* **WORK TO COMPLETE**: What lines of the data below hold the string "blend"? Copy each one out.

* **RECORDS FOR THE EXERCISE**:

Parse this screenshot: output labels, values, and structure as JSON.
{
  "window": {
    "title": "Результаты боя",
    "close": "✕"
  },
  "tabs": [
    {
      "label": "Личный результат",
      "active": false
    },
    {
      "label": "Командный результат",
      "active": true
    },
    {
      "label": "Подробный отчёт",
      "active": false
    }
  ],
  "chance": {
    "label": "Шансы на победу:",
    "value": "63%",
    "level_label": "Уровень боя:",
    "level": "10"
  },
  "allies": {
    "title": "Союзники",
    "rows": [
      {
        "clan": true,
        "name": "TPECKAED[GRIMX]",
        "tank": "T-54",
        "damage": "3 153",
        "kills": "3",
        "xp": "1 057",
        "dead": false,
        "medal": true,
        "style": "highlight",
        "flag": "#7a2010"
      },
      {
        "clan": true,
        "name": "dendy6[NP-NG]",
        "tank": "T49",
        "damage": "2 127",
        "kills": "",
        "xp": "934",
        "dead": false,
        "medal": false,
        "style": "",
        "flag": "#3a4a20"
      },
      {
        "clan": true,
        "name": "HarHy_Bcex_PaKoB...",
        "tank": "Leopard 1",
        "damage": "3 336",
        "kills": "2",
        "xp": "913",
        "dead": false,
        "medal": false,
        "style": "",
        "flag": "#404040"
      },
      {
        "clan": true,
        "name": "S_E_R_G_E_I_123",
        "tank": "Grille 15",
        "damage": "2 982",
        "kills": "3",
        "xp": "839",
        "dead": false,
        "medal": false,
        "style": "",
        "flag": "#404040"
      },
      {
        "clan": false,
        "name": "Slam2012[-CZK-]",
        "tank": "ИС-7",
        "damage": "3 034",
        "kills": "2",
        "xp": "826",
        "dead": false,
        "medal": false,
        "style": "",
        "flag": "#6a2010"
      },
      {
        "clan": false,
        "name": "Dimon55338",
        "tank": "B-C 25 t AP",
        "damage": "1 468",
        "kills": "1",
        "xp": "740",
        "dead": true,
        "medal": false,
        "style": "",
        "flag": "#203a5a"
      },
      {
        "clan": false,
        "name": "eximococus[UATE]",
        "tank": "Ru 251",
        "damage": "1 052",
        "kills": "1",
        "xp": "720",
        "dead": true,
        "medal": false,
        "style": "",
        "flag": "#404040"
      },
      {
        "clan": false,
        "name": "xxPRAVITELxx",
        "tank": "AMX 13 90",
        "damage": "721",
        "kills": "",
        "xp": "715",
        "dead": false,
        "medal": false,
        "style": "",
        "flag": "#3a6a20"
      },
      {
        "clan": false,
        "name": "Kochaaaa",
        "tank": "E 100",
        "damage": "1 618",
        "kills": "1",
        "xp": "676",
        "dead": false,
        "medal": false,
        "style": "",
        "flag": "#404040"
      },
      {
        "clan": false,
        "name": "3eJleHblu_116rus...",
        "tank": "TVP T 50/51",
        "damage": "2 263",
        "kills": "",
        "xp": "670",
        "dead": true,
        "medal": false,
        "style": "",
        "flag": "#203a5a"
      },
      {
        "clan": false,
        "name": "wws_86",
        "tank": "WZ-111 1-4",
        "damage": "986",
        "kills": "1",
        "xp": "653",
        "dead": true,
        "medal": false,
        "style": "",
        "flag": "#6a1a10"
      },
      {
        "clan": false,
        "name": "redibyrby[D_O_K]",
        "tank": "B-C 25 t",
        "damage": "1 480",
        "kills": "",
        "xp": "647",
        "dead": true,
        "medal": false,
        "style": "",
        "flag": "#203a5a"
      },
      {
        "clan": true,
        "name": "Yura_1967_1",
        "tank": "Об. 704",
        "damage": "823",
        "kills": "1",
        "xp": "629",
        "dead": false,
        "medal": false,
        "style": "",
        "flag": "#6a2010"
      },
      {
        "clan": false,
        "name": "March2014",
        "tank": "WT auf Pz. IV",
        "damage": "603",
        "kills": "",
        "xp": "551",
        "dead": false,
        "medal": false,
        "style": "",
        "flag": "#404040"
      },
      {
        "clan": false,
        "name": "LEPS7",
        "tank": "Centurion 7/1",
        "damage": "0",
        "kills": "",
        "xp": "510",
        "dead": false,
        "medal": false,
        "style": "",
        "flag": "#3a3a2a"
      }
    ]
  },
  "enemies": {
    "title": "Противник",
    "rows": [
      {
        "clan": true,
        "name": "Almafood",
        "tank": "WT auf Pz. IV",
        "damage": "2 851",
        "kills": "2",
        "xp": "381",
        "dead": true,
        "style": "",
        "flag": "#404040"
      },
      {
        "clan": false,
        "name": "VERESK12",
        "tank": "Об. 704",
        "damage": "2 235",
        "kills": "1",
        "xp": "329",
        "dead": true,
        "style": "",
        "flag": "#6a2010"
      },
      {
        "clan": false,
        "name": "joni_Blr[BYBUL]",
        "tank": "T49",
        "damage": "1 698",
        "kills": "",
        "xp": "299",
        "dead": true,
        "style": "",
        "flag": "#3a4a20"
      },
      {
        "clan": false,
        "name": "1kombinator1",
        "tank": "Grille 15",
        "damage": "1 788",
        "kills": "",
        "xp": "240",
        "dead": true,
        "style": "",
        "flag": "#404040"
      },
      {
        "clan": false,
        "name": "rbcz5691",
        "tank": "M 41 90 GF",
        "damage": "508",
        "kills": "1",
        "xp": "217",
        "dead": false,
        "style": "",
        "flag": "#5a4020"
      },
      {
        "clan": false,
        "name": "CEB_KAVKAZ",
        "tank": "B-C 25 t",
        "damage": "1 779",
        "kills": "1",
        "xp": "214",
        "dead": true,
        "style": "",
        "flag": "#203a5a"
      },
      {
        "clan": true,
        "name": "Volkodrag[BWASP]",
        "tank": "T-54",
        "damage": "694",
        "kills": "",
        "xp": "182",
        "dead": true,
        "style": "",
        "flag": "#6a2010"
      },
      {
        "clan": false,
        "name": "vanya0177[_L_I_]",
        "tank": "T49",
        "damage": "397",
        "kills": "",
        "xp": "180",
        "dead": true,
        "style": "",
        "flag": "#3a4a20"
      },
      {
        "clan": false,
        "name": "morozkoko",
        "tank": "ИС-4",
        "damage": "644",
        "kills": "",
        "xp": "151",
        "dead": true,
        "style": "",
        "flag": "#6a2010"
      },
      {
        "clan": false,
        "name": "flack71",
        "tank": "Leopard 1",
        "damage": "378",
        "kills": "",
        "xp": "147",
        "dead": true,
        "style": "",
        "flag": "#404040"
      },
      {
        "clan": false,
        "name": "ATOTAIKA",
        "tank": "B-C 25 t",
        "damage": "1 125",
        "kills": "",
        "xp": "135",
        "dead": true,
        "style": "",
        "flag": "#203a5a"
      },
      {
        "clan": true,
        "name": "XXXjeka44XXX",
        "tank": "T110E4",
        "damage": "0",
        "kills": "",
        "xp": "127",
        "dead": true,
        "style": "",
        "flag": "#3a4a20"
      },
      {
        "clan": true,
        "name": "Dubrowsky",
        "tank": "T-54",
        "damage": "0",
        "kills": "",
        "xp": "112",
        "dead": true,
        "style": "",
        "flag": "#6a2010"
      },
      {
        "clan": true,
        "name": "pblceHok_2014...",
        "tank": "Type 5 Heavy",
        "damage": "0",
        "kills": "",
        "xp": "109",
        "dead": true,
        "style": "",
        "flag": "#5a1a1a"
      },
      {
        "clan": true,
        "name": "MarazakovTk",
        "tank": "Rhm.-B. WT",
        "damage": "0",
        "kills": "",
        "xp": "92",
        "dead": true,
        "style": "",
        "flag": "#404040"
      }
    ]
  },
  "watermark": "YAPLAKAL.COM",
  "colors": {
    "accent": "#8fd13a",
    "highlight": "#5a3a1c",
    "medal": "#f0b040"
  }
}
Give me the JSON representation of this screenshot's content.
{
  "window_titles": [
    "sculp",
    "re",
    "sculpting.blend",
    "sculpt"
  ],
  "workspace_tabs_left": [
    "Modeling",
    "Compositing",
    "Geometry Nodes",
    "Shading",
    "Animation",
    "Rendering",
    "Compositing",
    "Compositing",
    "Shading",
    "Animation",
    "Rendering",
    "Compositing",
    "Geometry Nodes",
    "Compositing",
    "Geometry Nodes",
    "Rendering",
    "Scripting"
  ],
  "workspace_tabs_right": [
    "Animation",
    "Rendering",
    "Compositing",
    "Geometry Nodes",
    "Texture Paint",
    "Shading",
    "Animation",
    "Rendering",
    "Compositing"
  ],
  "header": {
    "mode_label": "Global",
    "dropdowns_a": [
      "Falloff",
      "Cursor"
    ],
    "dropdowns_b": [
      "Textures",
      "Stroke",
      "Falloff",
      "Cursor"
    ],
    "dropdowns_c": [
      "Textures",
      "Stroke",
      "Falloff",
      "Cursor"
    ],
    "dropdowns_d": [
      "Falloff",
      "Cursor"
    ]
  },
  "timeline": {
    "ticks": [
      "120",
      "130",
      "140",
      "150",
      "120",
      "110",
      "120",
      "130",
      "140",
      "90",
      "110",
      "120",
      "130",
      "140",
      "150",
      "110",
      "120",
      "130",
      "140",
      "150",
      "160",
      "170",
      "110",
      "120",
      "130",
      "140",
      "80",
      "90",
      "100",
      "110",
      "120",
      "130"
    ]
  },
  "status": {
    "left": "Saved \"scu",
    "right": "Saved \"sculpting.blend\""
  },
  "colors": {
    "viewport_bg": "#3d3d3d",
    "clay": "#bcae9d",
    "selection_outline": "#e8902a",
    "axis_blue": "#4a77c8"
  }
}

* **ANSWER FOR THE TASK**:
    "sculpting.blend",
    "right": "Saved \"sculpting.blend\""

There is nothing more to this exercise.